When one questions this universality notion, it is difficult for some students to understand. When you ask about how they came to that conclusion about theology and God, their response is that is what they were taught. Acting like a 21st century Socrates, I will ask about what they would believe if they had been born in Baghdad, New Delhi, or Tokyo? We sometimes think in a very insular way. Of course, ask a student in Baghdad, New Delhi, or Tokyo, they will tell you the same thing about their theological truth acquired by the happenstance of their birthplace.

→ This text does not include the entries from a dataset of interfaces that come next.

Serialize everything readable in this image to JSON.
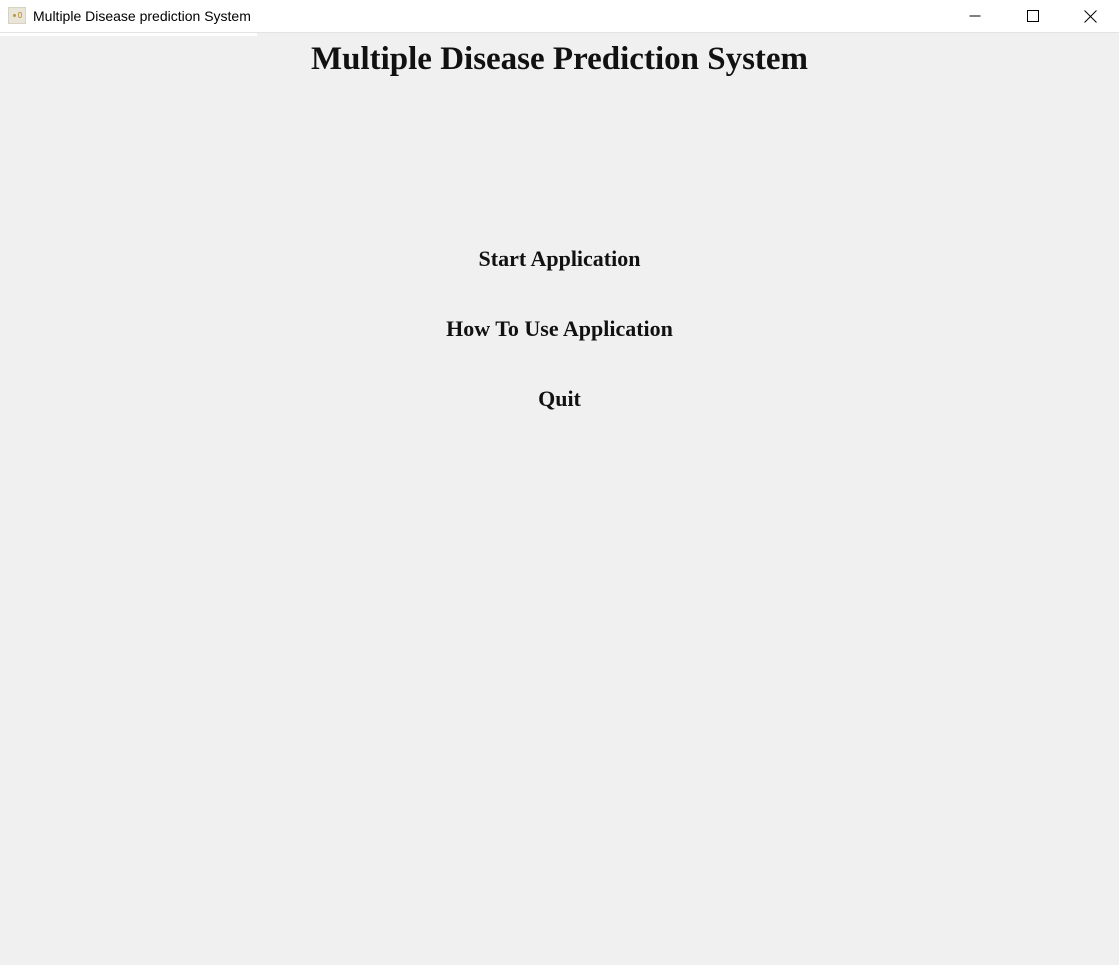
{
  "window": {
    "title": "Multiple Disease prediction System",
    "app_icon": "app-icon",
    "controls": {
      "minimize_icon": "minimize-icon",
      "maximize_icon": "maximize-icon",
      "close_icon": "close-icon"
    }
  },
  "main": {
    "heading": "Multiple Disease Prediction System",
    "buttons": [
      {
        "label": "Start Application"
      },
      {
        "label": "How To Use Application"
      },
      {
        "label": "Quit"
      }
    ]
  },
  "colors": {
    "background": "#f0f0f0",
    "titlebar": "#ffffff",
    "text": "#111111"
  }
}
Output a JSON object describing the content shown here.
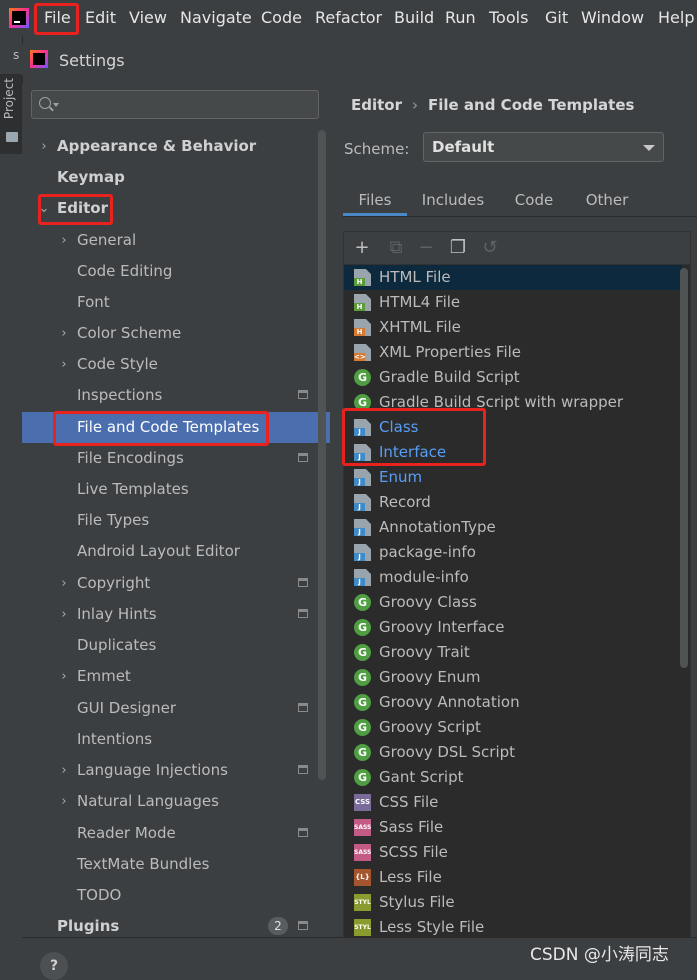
{
  "menubar": {
    "items": [
      "File",
      "Edit",
      "View",
      "Navigate",
      "Code",
      "Refactor",
      "Build",
      "Run",
      "Tools",
      "Git",
      "Window",
      "Help"
    ]
  },
  "strip": {
    "top_letter": "s",
    "project_tab": "Project"
  },
  "dialog": {
    "title": "Settings"
  },
  "sidebar": {
    "search_placeholder": "",
    "items": [
      {
        "label": "Appearance & Behavior",
        "expander": "›"
      },
      {
        "label": "Keymap"
      },
      {
        "label": "Editor",
        "expander": "⌄"
      },
      {
        "label": "General",
        "expander": "›"
      },
      {
        "label": "Code Editing"
      },
      {
        "label": "Font"
      },
      {
        "label": "Color Scheme",
        "expander": "›"
      },
      {
        "label": "Code Style",
        "expander": "›"
      },
      {
        "label": "Inspections"
      },
      {
        "label": "File and Code Templates"
      },
      {
        "label": "File Encodings"
      },
      {
        "label": "Live Templates"
      },
      {
        "label": "File Types"
      },
      {
        "label": "Android Layout Editor"
      },
      {
        "label": "Copyright",
        "expander": "›"
      },
      {
        "label": "Inlay Hints",
        "expander": "›"
      },
      {
        "label": "Duplicates"
      },
      {
        "label": "Emmet",
        "expander": "›"
      },
      {
        "label": "GUI Designer"
      },
      {
        "label": "Intentions"
      },
      {
        "label": "Language Injections",
        "expander": "›"
      },
      {
        "label": "Natural Languages",
        "expander": "›"
      },
      {
        "label": "Reader Mode"
      },
      {
        "label": "TextMate Bundles"
      },
      {
        "label": "TODO"
      },
      {
        "label": "Plugins",
        "badge": "2"
      }
    ]
  },
  "content": {
    "breadcrumb": [
      "Editor",
      "File and Code Templates"
    ],
    "breadcrumb_sep": "›",
    "scheme_label": "Scheme:",
    "scheme_value": "Default",
    "tabs": [
      "Files",
      "Includes",
      "Code",
      "Other"
    ],
    "toolbar": {
      "add": "+",
      "copy": "⧉",
      "remove": "−",
      "duplicate": "❐",
      "reset": "↺"
    },
    "files": [
      {
        "name": "HTML File",
        "icon": "H"
      },
      {
        "name": "HTML4 File",
        "icon": "H"
      },
      {
        "name": "XHTML File",
        "icon": "H"
      },
      {
        "name": "XML Properties File",
        "icon": "<>"
      },
      {
        "name": "Gradle Build Script",
        "icon": "G"
      },
      {
        "name": "Gradle Build Script with wrapper",
        "icon": "G"
      },
      {
        "name": "Class",
        "icon": "J"
      },
      {
        "name": "Interface",
        "icon": "J"
      },
      {
        "name": "Enum",
        "icon": "J"
      },
      {
        "name": "Record",
        "icon": "J"
      },
      {
        "name": "AnnotationType",
        "icon": "J"
      },
      {
        "name": "package-info",
        "icon": "J"
      },
      {
        "name": "module-info",
        "icon": "J"
      },
      {
        "name": "Groovy Class",
        "icon": "G"
      },
      {
        "name": "Groovy Interface",
        "icon": "G"
      },
      {
        "name": "Groovy Trait",
        "icon": "G"
      },
      {
        "name": "Groovy Enum",
        "icon": "G"
      },
      {
        "name": "Groovy Annotation",
        "icon": "G"
      },
      {
        "name": "Groovy Script",
        "icon": "G"
      },
      {
        "name": "Groovy DSL Script",
        "icon": "G"
      },
      {
        "name": "Gant Script",
        "icon": "G"
      },
      {
        "name": "CSS File",
        "icon": "CSS"
      },
      {
        "name": "Sass File",
        "icon": "SASS"
      },
      {
        "name": "SCSS File",
        "icon": "SASS"
      },
      {
        "name": "Less File",
        "icon": "{L}"
      },
      {
        "name": "Stylus File",
        "icon": "STYL"
      },
      {
        "name": "Less Style File",
        "icon": "STYL"
      }
    ]
  },
  "bottom": {
    "help": "?",
    "watermark": "CSDN @小涛同志"
  },
  "colors": {
    "accent": "#4b6eaf",
    "link_blue": "#589df6",
    "highlight_red": "#e8231f"
  }
}
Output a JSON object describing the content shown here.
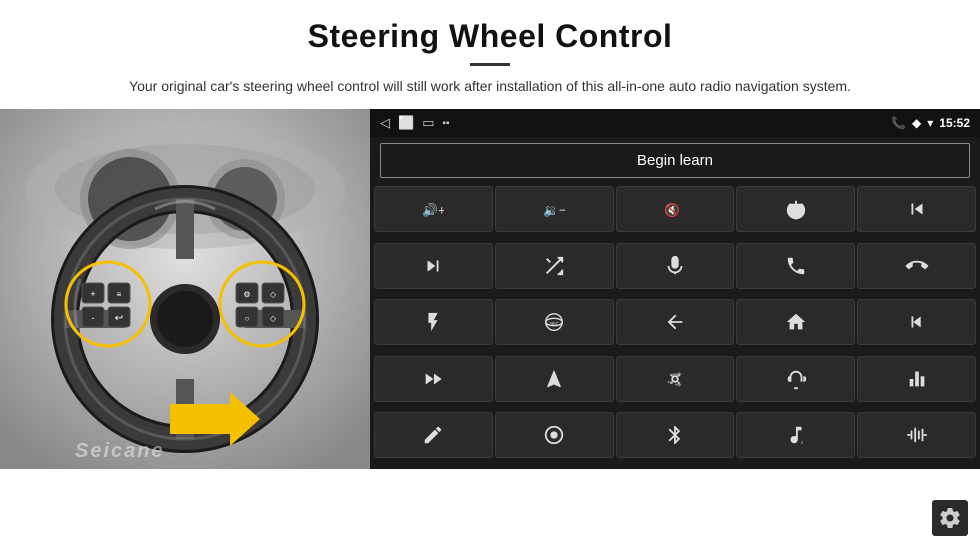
{
  "header": {
    "title": "Steering Wheel Control",
    "description": "Your original car's steering wheel control will still work after installation of this all-in-one auto radio navigation system."
  },
  "statusbar": {
    "time": "15:52"
  },
  "begin_learn": {
    "label": "Begin learn"
  },
  "watermark": "Seicane",
  "controls": [
    {
      "id": "vol-up",
      "icon": "vol_up"
    },
    {
      "id": "vol-down",
      "icon": "vol_down"
    },
    {
      "id": "vol-mute",
      "icon": "vol_mute"
    },
    {
      "id": "power",
      "icon": "power"
    },
    {
      "id": "prev-track",
      "icon": "prev_track"
    },
    {
      "id": "next",
      "icon": "next"
    },
    {
      "id": "shuffle",
      "icon": "shuffle"
    },
    {
      "id": "mic",
      "icon": "mic"
    },
    {
      "id": "phone",
      "icon": "phone"
    },
    {
      "id": "hang-up",
      "icon": "hang_up"
    },
    {
      "id": "flashlight",
      "icon": "flashlight"
    },
    {
      "id": "360view",
      "icon": "360view"
    },
    {
      "id": "back",
      "icon": "back"
    },
    {
      "id": "home",
      "icon": "home"
    },
    {
      "id": "skip-back",
      "icon": "skip_back"
    },
    {
      "id": "fast-forward",
      "icon": "fast_forward"
    },
    {
      "id": "navigate",
      "icon": "navigate"
    },
    {
      "id": "switch",
      "icon": "switch"
    },
    {
      "id": "record",
      "icon": "record"
    },
    {
      "id": "equalizer",
      "icon": "equalizer"
    },
    {
      "id": "pencil",
      "icon": "pencil"
    },
    {
      "id": "circle-dot",
      "icon": "circle_dot"
    },
    {
      "id": "bluetooth",
      "icon": "bluetooth"
    },
    {
      "id": "music",
      "icon": "music"
    },
    {
      "id": "waveform",
      "icon": "waveform"
    }
  ]
}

In some way, the philosophical questions about all things including God is a splendid pain producing situation. It causes discomfort in the minds of thinking students. If the pain is significant enough, it will cause them to think...about this issue and all the other issues that will confront them in life. Therein lies the blessing. Pain will cause us to think outside our comfort box.

I have learned that truth. Next semester, a link to this article on my webpage will be provided my class. It will be given to them before they begin to think philosophically about the question of God, miracles, and control over our lives.

We are the ones that have control. The question is whether we recognize it or not. Even though we have control, if we don't use it, it is as if we don't have control. When that occurs, we cease being humans and become like the folklore about lemmings following the one in front of them. As the story goes, the lemmings will march into rivers and drown en masse as they follow those before them. If students do the same, they will drown intellectually.

A drowned lemming

A drowned lemming

I don't teach lemmings, but I do teach students. Perhaps, this is a better picture of what can happen in a philosophy class.

A caution to following human lemmings

A caution to following human lemmings